The news is full of stories involving ethics — recently one about would-be auditors cheating on, of all things, a national ethics exam. While no one wants to be in the spotlight for bad behavior, unethical behavior can be especially damaging to the reputation of a nonprofit organization.

To deter such conduct, many nonprofit organizations create codes of ethics to formally guide employees, volunteers, and board members in their decisions. Good codes of ethics include guidance on these and other behaviors:

Professional conduct. This includes workplace behavior, interaction with vendors, clients, and partner organizations, and other behavioral expectations that foster a positive workplace. Covered topics could include safety, harassment, inclusion, and discrimination policies and should cover both in-person and online behavior, including emails and texts.

Conflicts of interest. Conflicts of interest arise when officers, employees, directors, or volunteers make decisions that interfere with their ability to do their jobs objectively or make decisions that benefit them personally. This is true for actions that might even appear to be a conflict and can range from decisions regarding contracts to office romances.

Conflicts must be disclosed and managed by removing conflicted parties from pertinent discussions and voting.
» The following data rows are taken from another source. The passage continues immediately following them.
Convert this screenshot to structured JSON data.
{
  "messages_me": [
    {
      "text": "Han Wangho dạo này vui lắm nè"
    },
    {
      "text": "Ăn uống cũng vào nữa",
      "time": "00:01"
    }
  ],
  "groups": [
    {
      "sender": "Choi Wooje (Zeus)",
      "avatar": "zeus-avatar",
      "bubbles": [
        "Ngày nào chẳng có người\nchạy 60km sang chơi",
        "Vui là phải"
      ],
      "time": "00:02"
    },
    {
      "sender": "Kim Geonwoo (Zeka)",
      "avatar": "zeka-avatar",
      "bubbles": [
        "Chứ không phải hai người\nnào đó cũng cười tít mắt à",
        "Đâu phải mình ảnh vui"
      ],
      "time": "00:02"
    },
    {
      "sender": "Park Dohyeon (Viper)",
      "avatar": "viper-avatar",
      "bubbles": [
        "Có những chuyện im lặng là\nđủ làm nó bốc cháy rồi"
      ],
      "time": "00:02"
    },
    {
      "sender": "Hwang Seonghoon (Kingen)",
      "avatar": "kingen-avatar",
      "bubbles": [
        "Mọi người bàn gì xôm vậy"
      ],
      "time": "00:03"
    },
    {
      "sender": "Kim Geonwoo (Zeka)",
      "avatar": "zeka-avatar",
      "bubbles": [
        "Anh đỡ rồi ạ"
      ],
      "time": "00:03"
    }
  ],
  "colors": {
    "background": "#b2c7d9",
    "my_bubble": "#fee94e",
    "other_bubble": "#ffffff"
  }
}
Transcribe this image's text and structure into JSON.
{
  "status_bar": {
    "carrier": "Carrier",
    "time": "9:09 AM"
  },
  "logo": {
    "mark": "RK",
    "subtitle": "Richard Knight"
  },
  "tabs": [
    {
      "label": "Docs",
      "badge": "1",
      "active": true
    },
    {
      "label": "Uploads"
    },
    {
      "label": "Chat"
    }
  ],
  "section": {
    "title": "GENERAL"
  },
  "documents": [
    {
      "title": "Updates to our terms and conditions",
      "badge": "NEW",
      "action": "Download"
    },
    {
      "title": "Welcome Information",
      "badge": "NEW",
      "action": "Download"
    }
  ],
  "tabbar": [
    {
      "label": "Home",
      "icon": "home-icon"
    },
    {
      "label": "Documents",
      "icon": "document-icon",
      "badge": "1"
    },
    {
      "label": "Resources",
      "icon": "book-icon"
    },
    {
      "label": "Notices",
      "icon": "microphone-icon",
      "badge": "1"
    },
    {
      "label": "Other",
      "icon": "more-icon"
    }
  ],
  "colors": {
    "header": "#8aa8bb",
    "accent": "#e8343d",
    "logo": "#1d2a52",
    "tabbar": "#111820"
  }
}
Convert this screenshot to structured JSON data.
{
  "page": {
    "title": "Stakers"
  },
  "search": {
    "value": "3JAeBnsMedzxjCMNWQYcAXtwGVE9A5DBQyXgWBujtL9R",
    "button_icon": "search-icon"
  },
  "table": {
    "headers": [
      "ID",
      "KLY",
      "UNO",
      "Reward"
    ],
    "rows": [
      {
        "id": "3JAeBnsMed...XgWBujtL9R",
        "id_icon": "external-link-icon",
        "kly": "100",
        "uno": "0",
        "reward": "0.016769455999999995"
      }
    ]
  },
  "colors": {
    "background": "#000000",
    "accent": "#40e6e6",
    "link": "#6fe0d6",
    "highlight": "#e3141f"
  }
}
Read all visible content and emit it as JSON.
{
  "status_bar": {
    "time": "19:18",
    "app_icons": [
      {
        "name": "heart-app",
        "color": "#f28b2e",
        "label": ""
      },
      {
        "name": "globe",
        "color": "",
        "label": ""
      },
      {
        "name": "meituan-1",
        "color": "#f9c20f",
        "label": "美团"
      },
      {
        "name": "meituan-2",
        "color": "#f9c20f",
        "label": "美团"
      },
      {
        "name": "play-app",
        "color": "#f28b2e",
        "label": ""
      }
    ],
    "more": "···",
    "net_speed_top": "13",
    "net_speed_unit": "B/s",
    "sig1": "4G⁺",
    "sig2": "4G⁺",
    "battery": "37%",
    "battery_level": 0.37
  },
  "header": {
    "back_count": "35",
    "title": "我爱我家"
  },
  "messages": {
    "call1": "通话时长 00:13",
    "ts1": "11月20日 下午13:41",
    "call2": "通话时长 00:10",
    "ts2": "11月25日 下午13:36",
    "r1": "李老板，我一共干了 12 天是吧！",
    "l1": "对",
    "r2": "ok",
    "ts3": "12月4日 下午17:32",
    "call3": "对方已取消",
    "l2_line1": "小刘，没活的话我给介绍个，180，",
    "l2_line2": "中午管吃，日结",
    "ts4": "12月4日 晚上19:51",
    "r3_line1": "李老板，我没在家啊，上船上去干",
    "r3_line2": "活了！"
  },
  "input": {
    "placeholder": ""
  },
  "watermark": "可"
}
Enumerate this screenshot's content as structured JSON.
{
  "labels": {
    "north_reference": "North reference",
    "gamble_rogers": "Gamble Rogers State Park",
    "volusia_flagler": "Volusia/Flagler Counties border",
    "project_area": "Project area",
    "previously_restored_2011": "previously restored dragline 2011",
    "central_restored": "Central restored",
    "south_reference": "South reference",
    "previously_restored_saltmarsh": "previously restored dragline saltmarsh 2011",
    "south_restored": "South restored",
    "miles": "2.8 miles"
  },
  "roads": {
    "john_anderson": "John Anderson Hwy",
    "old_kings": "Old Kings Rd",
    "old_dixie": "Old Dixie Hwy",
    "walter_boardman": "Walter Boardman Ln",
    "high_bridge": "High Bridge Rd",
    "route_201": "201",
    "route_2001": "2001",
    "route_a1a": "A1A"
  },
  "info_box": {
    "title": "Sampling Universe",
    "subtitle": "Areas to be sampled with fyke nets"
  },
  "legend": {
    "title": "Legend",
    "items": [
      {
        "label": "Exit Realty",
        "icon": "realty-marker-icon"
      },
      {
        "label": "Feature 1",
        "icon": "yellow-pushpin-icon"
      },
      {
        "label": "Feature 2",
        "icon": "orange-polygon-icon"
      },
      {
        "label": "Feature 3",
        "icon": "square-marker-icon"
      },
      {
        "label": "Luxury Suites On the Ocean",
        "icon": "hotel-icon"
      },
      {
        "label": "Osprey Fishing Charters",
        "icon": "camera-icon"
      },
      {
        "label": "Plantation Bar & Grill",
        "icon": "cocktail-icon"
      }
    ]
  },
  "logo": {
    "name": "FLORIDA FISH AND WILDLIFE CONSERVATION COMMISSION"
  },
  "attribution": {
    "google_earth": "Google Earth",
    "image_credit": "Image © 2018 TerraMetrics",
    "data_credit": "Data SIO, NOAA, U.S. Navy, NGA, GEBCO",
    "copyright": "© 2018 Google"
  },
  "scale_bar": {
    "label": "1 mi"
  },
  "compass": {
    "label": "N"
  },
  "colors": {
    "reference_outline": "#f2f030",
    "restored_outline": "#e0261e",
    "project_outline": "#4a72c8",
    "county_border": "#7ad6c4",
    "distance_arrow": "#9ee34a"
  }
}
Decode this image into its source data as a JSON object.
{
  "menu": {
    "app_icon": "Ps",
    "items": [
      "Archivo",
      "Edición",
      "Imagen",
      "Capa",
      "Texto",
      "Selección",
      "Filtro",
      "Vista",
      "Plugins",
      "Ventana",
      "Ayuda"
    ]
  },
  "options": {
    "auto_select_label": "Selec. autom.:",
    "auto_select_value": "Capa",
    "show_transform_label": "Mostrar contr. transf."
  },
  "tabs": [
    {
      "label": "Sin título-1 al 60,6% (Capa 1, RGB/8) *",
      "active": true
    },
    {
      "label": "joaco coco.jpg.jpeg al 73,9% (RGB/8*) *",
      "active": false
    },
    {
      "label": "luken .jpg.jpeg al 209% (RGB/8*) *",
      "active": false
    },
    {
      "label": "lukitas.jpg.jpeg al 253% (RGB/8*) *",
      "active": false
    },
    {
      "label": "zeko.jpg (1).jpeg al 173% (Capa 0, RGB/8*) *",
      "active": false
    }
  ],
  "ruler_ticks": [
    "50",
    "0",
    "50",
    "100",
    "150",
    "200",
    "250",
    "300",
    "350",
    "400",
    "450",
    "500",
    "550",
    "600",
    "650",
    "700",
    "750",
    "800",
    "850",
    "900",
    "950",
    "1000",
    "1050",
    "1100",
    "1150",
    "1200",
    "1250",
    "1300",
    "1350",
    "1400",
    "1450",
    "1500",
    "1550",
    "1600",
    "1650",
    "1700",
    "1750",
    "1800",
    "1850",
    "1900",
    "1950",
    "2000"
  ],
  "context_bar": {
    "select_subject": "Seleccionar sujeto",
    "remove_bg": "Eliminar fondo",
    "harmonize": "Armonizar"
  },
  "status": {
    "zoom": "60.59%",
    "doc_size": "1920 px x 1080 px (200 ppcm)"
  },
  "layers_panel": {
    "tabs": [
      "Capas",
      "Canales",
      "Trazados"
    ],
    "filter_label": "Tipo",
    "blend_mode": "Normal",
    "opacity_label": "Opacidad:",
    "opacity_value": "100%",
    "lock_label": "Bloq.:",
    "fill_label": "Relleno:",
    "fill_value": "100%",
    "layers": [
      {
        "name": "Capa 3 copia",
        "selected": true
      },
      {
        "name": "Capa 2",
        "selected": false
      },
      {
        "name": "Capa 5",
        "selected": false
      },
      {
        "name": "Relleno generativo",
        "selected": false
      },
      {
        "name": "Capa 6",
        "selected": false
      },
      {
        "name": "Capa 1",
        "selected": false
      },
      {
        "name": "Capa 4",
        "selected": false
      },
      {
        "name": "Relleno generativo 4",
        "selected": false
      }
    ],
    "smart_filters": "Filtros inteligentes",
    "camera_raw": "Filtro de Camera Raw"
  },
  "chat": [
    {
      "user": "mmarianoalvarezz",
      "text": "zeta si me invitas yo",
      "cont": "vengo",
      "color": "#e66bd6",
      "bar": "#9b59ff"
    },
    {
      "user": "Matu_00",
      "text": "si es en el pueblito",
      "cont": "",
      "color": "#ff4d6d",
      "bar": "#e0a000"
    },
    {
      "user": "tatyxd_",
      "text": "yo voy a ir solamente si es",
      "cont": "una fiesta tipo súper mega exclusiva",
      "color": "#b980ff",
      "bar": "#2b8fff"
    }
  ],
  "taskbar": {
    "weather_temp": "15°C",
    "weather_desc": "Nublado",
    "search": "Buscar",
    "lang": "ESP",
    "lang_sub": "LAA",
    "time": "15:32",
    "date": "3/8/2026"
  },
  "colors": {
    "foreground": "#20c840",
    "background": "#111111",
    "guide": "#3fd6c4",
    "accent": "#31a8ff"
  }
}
Consider appointing a compliance officer to help manage potential conflicts.

Protecting organizational assets. Your organization may have trade secrets, data, patents, or proprietary processes that require protection. Your code of ethics can include rules about how to treat organizational assets, both tangible and intangible.

Confidentiality. If confidentiality is important in your work, include language about maintaining confidentiality, including data and document handling, in your code of ethics.

Codes of ethics are typically not legally binding but can be used in reviews and coaching. Work with your trusted advisors and HR leaders to create a code of ethics that works for your team, and have all new hires read and sign an agreement to abide by the code.

Contact Us

Disclaimer of Liability
Our firm provides the information in this article for general guidance only, and does not constitute the provision of legal advice, tax advice, accounting services, investment advice or professional consulting of any kind. The information provided herein should not be used as a substitute for consultation with professional tax, accounting, legal or other competent advisors. Before making any decision or taking any action, you should consult a professional advisor who has been provided with all pertinent facts relevant to your particular situation. Tax articles in this blog are not intended to be used, and cannot be used by any taxpayer, for the purpose of avoiding accuracy-related penalties that may be imposed on the taxpayer. The information is provided “as is,” with no assurance or guarantee of completeness, accuracy or timeliness of the information, and without warranty of any kind, express or implied, including but not limited to warranties of performance, merchantability and fitness for a particular purpose.




Nonprofit Insights


Valuation Report